ACTIVITY: Your answer should consist of the lines in the data below that contain "this".
::: DATASET
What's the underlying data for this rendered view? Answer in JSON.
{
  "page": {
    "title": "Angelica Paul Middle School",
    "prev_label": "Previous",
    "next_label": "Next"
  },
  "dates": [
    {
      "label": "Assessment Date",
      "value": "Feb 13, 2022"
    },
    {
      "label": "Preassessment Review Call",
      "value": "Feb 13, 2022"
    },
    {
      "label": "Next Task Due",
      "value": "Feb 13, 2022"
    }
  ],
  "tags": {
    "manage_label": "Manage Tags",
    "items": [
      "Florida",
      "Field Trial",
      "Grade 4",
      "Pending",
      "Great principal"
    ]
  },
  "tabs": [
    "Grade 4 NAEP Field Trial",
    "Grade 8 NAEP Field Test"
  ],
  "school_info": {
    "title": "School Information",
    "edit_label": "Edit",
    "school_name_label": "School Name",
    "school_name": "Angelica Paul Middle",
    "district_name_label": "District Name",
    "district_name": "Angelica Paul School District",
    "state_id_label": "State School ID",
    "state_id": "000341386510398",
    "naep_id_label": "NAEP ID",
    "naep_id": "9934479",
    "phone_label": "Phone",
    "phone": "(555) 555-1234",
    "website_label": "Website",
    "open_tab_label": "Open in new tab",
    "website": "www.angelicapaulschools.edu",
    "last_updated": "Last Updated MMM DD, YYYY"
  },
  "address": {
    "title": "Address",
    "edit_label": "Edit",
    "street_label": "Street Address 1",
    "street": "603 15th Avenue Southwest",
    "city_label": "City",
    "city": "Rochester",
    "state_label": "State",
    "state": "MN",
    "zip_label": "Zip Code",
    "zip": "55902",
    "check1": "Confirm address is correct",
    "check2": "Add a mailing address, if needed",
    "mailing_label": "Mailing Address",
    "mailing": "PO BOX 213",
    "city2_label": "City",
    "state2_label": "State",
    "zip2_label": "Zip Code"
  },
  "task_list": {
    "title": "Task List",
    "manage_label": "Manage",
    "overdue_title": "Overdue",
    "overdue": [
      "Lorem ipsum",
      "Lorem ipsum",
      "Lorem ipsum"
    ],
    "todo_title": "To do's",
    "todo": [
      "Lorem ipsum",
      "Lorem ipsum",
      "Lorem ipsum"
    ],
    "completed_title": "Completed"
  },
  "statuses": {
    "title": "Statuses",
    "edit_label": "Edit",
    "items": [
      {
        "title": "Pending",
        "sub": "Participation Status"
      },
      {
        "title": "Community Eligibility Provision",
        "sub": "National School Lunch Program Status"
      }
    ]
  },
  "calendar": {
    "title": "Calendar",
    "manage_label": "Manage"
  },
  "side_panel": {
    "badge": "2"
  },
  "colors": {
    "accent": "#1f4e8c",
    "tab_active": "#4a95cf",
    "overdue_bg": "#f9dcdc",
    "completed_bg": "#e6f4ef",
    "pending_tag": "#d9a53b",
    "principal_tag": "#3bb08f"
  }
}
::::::
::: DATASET
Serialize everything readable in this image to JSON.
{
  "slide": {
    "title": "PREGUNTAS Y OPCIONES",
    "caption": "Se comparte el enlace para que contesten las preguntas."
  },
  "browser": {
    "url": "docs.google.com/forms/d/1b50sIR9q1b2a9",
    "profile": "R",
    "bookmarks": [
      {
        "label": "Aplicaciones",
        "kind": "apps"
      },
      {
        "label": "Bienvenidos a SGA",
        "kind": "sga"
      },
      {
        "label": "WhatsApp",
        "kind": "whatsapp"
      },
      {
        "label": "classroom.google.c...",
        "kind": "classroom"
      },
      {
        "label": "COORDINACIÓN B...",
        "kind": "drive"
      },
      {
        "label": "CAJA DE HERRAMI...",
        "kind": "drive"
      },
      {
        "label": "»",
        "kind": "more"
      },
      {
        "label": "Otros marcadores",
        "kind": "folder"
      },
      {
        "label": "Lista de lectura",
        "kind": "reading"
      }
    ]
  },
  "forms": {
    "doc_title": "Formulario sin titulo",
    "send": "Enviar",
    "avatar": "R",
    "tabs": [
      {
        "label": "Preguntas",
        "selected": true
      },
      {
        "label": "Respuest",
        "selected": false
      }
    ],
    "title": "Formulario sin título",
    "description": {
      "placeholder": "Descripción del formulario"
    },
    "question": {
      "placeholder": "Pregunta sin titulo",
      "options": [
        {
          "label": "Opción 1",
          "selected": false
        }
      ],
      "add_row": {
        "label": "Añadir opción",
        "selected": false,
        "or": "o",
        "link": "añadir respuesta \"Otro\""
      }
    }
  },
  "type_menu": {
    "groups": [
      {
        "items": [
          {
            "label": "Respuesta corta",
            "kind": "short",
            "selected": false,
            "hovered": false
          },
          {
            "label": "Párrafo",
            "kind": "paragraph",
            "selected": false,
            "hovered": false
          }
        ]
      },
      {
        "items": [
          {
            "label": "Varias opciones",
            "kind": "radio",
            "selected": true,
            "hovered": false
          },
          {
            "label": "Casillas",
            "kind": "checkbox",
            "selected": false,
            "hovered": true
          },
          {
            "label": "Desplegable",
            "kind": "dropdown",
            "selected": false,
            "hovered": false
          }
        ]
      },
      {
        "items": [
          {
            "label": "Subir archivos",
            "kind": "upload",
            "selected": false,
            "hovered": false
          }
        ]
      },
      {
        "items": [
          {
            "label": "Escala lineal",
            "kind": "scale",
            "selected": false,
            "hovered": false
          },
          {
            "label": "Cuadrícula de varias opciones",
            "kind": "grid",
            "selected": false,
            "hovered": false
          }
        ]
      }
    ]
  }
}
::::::
WRITTEN ANSWER:
What's the underlying data for this rendered view? Answer in JSON.
Serialize everything readable in this image to JSON.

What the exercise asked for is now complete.